“A highlight for students in Upstate’s rural training program is the annual Immersion Week elective the summer after their first year in the College of Medicine. Students live and train in a small town working side by side with local physicians. They also meet with community business owners, high school students and health care experts to delve deeply into the rural health needs of the host community, said Carrie Roseamelia, Ph.D, assistant dean for rural medicine,” according to information on SUNY Upstate Medical University’s website. “During the week, RMED students mentor local high school students, shadow physicians across specialties and volunteer in the community. For course credit, they write personal reflections and collaborate on a short video of their experiences to share with the host community. Rural Immersion Week began as a pilot in summer 2015 with four students living in Oswego, Dr. Roseamelia said.”
Five students participated in the Rural Immersion Week in June. They were Carolina V. Alexander-Savino of Bolivia, Tyler G. Fuller of York, Kyle A. Powers of Vestal, Almasa Talovic of Binghamton and Brandon J. Zaffuto of Rochester.
The local health care facilities involved were Claxton-Hepburn Medical Center in Ogdensburg and Lewis County General Hospital in Lowville. Canton-Potsdam Hospital also has previously hosted students.
“This year’s program featured [a] one-on-one shadowing experience that allowed participants to observe physician-to-patient interactions as well as to spend time in specific fields of possible interest such as pediatrics, family medicine, surgery, orthopedics, emergency medicine and dermatology,” according to a story published July 2 by the Watertown Daily Times. “But first, students were sent on a scavenger hunt across the Lowville community.

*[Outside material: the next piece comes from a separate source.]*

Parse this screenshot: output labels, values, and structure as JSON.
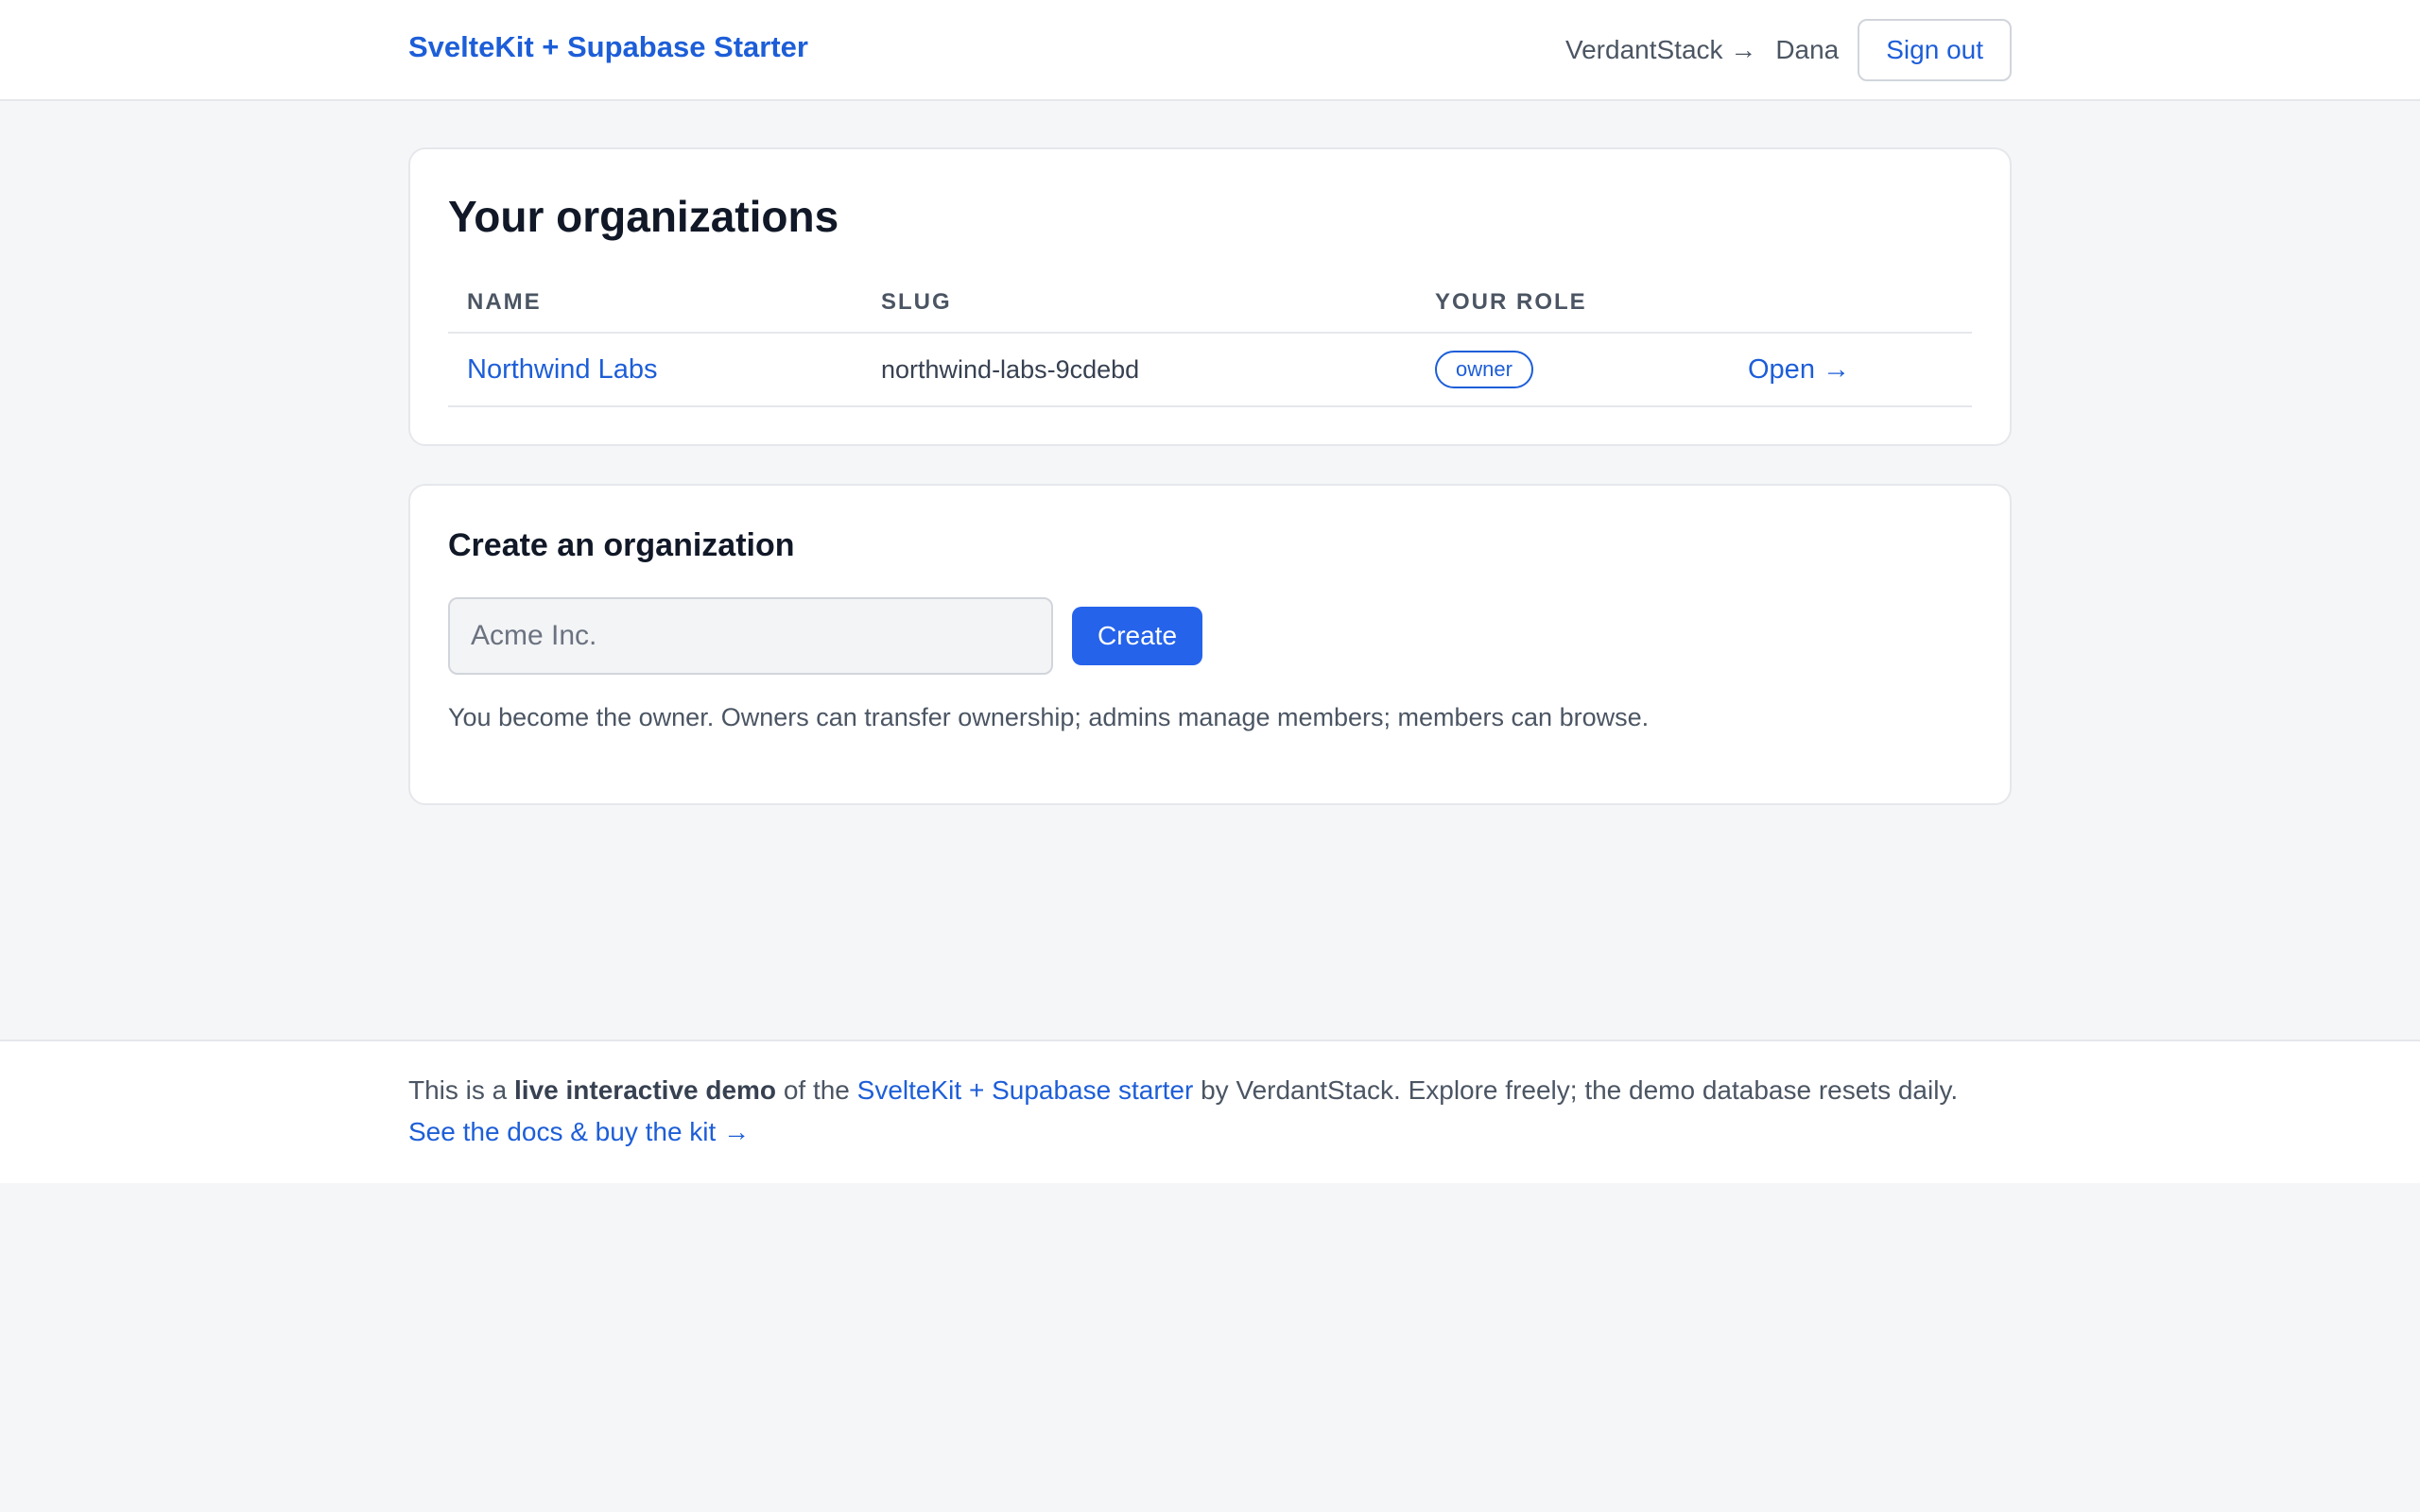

Their mission was to find local businesses, to learn how locals came to be in the community and what they enjoyed about living there, and to understand what residents were looking for in a physician.”
Providing medical treatment to people living in rural communities can be difficult. Regions of the country such as Northern New York have unique issues that health care professionals must confront every day.
“Some of these, according to the Centers for Disease Control, … include higher rates of death due to heart disease, cancer, unintentional injury, chronic lower respiratory disease and stroke [as compared to] urban Americans,” the Watertown Daily Times story reported. “Rural residents also tend to be older and may live farther away from medical facilities.”
Working in such an environment takes doctors, nurses, physician assistants and medical staff members dedicated enough to overcome these problems and give their patients the best care possible. We commend SUNY Upstate Medical University for offering program and are grateful for the students who spend part of their summer in our health care facilities.